The Ladies of Horror
Picture-Prompt Writing Challenge!
by Tiffany Michelle Brown
Amanda beat Lewis at everything.
On their first date at a local brewery, Amanda’s competitive spirit had been akin to an aphrodisiac for Lewis. He had watched as Amanda dropped wooden sphere after wooden sphere into the larger-than-life replica of Connect 4, his attraction growing stronger with each move she made. She’d been deadly seriously, her brow knotting in concentration, little electric shivers shuttling through her body when she successfully outsmarted Lewis. This was a woman of passion, Lewis told himself, and so he kissed her in the parking lot and asked for a second date. “I knew I’d won you over,” Amanda had whispered before climbing into her car and driving off into the dark.
As their relationship progressed, Lewis realized Amanda was used to winning. Everything came naturally to her. Amanda could shoot a mean layup and regularly schooled Lewis on the basketball court. The first time she attempted to make macaroons at home, Lewis raved over their perfection and told her she should open up a bakery. Amanda could finish the New York Times crossword in a single sitting, without breaking a sweat or backtracking on a single answer.
She was ruthless at board games, especially those that involved strategy. Amanda got riled up every time she and Lewis played Scrabble or Pandemic or King of Tokyo. Most of the time, it was really cute to watch concentration bloom and overtake her features. She had an adorable habit of chewing on her bottom lip when she was especially close to victory. And Amanda had a dance she performed in the living room of their apartment whenever she came out on top, which was always.
But that was most of the time. Every once in a while, Amanda’s intensity scared Lewis. He found himself holding back or making poor decisions when their competition grew strong, as if supplicating to his girlfriend was a requirement for their shared happiness.
That’s why it was so befuddling that Amanda was now losing a game of chess to Lewis.
He’d found the elegant glass set at an estate sale for twenty dollars. He knew Amanda would love the aristocracy of it all. He just hoped she wouldn’t break any of the delicate pieces amid her passion to dethrone his queen.
They’d sat down at their dining room table with glasses of sweet tea and a box of Cheez-Its between them. It was all so normal until…
There’d been no conscious or unconscious self-sabotage on Lewis’ part. Amanda had made a shit move, one that left her exposed. She tried to maintain a poker face after letting go of her piece, but her nostrils flared, signaling to Lewis that she knew what had happened.
Lewis had a decision to make. Deep down, he knew he should let her win. He knew that if he followed her shit move with a shit move of his own, they’d have a lovely, normal night together.
But Lewis wanted something else.
His skin tingled in anticipation. He wanted to win at chess.
He moved his pawn with great gravitas and sat back in his chair, folding his arms across his chest and smiling with glee.

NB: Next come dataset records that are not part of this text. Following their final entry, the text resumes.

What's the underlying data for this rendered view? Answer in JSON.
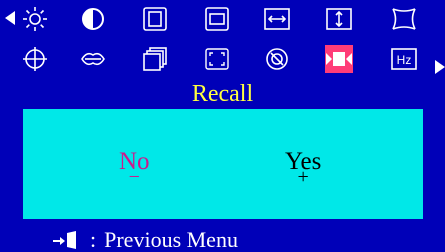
{
  "menu": {
    "left_arrow": "left-arrow-icon",
    "right_arrow": "right-arrow-icon",
    "row1": [
      "brightness-icon",
      "contrast-icon",
      "h-size-icon",
      "v-size-icon",
      "h-position-icon",
      "v-position-icon",
      "pincushion-icon"
    ],
    "row2": [
      "rotation-icon",
      "trapezoid-icon",
      "multi-window-icon",
      "zoom-icon",
      "degauss-icon",
      "recall-icon",
      "frequency-icon"
    ],
    "selected": "recall-icon",
    "frequency_icon_text": "Hz"
  },
  "title": "Recall",
  "dialog": {
    "no_label": "No",
    "no_symbol": "−",
    "yes_label": "Yes",
    "yes_symbol": "+"
  },
  "footer": {
    "colon": ":",
    "text": "Previous Menu",
    "icon": "exit-door-icon"
  },
  "colors": {
    "background": "#0000b8",
    "panel": "#00e8e8",
    "title": "#ffff40",
    "no_text": "#cc1a8c",
    "selected_icon_bg": "#ff3c78"
  }
}
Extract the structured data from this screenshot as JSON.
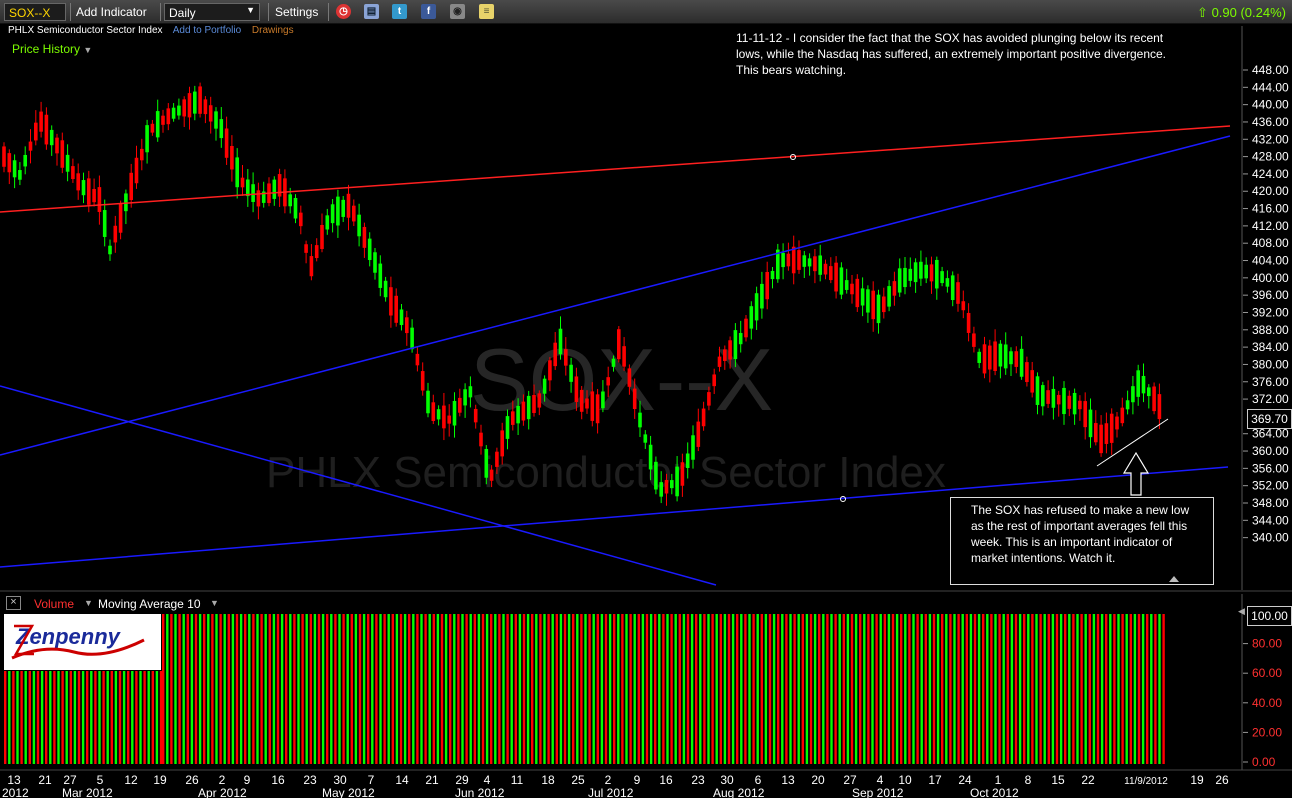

Amanda’s eyes widened. Her body tensed and stilled. If not for the shallow sound of her breath passing through her lips, Lewis would’ve thought she’d turned to stone.
As he watched his girlfriend grow increasingly glassy-eyed and despondent, Lewis began to regret his decision.
He loved her. All of her. Yes, her need to win was sometimes annoying, but it was a part of her. A part of her that had first attracted him. And this had to be…what for her? Humiliating? Sobering? The impetus of an existential crisis?
Lewis cleared his throat and reached across the board to retrieve his pawn.
Amanda beat him to it. She snatched up the carved figurine and, to Lewis’ horror, shoved it in her mouth. Amanda’s chair screeched against hardwood as she pushed from the table and tilted her head back, lips to the rafters.
That’s when the gagging started. Deep whines, bubbled cries, and sharp gasps coalesced in the dining room as the piece of glass burrowed down Amanda’s throat. Lewis bolted from his seat, ready to give his girlfriend the Heimlich.
But she held her palms out to him, fingers splayed, her universal sign for don’t-you-fucking-touch-me. Lewis wilted against the table, watching Amanda’s gullet twitch and expand and contract and work.
A moment later, the horrid bulge in her neck disappeared and the noises stopped. Without a word, Amanda sat down and licked her lips. She pointed at Lewis’ chair and he staggered back to it, dizzy and shaking.
Amanda took a deep breath and bit her lip, tasting victory.
When her voice broke the unsettling silence of the dining room, it was cracked and raw, but confident, just like Amanda.